→ **TASK ITEM**
Please restate the following records word for word.

══ EXERCISE INPUT

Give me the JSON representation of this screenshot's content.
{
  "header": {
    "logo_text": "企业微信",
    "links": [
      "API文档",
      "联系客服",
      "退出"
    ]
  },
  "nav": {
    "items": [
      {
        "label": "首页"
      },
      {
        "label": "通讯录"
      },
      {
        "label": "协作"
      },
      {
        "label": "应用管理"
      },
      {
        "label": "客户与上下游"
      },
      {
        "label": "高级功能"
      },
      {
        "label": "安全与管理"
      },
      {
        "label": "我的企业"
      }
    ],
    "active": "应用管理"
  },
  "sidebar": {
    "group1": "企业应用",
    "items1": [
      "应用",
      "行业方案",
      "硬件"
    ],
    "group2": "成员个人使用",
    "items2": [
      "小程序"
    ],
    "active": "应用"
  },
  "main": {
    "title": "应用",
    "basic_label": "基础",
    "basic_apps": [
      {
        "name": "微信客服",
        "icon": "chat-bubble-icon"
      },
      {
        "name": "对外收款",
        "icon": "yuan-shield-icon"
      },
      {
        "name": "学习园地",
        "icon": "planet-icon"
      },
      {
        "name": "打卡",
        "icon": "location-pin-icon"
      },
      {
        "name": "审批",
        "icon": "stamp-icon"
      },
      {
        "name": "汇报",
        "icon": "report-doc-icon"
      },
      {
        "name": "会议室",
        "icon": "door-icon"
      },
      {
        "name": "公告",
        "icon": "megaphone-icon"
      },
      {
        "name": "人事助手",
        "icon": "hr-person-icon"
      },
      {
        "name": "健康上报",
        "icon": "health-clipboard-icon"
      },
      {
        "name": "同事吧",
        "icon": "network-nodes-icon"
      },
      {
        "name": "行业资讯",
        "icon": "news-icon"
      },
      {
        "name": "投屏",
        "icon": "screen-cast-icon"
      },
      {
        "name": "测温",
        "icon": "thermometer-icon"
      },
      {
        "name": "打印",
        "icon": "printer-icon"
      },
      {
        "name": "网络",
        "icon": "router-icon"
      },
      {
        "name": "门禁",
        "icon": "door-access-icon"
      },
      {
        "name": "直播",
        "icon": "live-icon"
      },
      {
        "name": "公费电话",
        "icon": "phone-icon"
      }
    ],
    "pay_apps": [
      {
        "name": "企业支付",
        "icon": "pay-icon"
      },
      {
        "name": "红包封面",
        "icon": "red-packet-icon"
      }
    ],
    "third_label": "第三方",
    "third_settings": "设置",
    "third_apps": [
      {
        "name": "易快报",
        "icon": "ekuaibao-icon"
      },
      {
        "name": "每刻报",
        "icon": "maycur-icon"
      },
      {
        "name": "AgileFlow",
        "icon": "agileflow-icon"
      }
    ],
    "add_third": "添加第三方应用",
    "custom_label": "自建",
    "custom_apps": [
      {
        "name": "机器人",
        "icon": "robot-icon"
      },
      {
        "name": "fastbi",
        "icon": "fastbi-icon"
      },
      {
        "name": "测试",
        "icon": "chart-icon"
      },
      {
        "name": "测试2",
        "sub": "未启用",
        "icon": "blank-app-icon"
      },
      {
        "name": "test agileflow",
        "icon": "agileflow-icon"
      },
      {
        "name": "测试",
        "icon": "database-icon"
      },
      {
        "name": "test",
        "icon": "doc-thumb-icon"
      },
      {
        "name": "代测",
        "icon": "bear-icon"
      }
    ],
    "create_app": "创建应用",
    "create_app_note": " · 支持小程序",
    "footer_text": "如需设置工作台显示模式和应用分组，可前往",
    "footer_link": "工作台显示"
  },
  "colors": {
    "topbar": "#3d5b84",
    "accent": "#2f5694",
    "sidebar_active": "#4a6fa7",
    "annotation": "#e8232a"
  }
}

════

→ **FINISHED EXERCISE**
Give me the JSON representation of this screenshot's content.
{
  "header": {
    "logo_text": "企业微信",
    "links": [
      "API文档",
      "联系客服",
      "退出"
    ]
  },
  "nav": {
    "items": [
      {
        "label": "首页"
      },
      {
        "label": "通讯录"
      },
      {
        "label": "协作"
      },
      {
        "label": "应用管理"
      },
      {
        "label": "客户与上下游"
      },
      {
        "label": "高级功能"
      },
      {
        "label": "安全与管理"
      },
      {
        "label": "我的企业"
      }
    ],
    "active": "应用管理"
  },
  "sidebar": {
    "group1": "企业应用",
    "items1": [
      "应用",
      "行业方案",
      "硬件"
    ],
    "group2": "成员个人使用",
    "items2": [
      "小程序"
    ],
    "active": "应用"
  },
  "main": {
    "title": "应用",
    "basic_label": "基础",
    "basic_apps": [
      {
        "name": "微信客服",
        "icon": "chat-bubble-icon"
      },
      {
        "name": "对外收款",
        "icon": "yuan-shield-icon"
      },
      {
        "name": "学习园地",
        "icon": "planet-icon"
      },
      {
        "name": "打卡",
        "icon": "location-pin-icon"
      },
      {
        "name": "审批",
        "icon": "stamp-icon"
      },
      {
        "name": "汇报",
        "icon": "report-doc-icon"
      },
      {
        "name": "会议室",
        "icon": "door-icon"
      },
      {
        "name": "公告",
        "icon": "megaphone-icon"
      },
      {
        "name": "人事助手",
        "icon": "hr-person-icon"
      },
      {
        "name": "健康上报",
        "icon": "health-clipboard-icon"
      },
      {
        "name": "同事吧",
        "icon": "network-nodes-icon"
      },
      {
        "name": "行业资讯",
        "icon": "news-icon"
      },
      {
        "name": "投屏",
        "icon": "screen-cast-icon"
      },
      {
        "name": "测温",
        "icon": "thermometer-icon"
      },
      {
        "name": "打印",
        "icon": "printer-icon"
      },
      {
        "name": "网络",
        "icon": "router-icon"
      },
      {
        "name": "门禁",
        "icon": "door-access-icon"
      },
      {
        "name": "直播",
        "icon": "live-icon"
      },
      {
        "name": "公费电话",
        "icon": "phone-icon"
      }
    ],
    "pay_apps": [
      {
        "name": "企业支付",
        "icon": "pay-icon"
      },
      {
        "name": "红包封面",
        "icon": "red-packet-icon"
      }
    ],
    "third_label": "第三方",
    "third_settings": "设置",
    "third_apps": [
      {
        "name": "易快报",
        "icon": "ekuaibao-icon"
      },
      {
        "name": "每刻报",
        "icon": "maycur-icon"
      },
      {
        "name": "AgileFlow",
        "icon": "agileflow-icon"
      }
    ],
    "add_third": "添加第三方应用",
    "custom_label": "自建",
    "custom_apps": [
      {
        "name": "机器人",
        "icon": "robot-icon"
      },
      {
        "name": "fastbi",
        "icon": "fastbi-icon"
      },
      {
        "name": "测试",
        "icon": "chart-icon"
      },
      {
        "name": "测试2",
        "sub": "未启用",
        "icon": "blank-app-icon"
      },
      {
        "name": "test agileflow",
        "icon": "agileflow-icon"
      },
      {
        "name": "测试",
        "icon": "database-icon"
      },
      {
        "name": "test",
        "icon": "doc-thumb-icon"
      },
      {
        "name": "代测",
        "icon": "bear-icon"
      }
    ],
    "create_app": "创建应用",
    "create_app_note": " · 支持小程序",
    "footer_text": "如需设置工作台显示模式和应用分组，可前往",
    "footer_link": "工作台显示"
  },
  "colors": {
    "topbar": "#3d5b84",
    "accent": "#2f5694",
    "sidebar_active": "#4a6fa7",
    "annotation": "#e8232a"
  }
}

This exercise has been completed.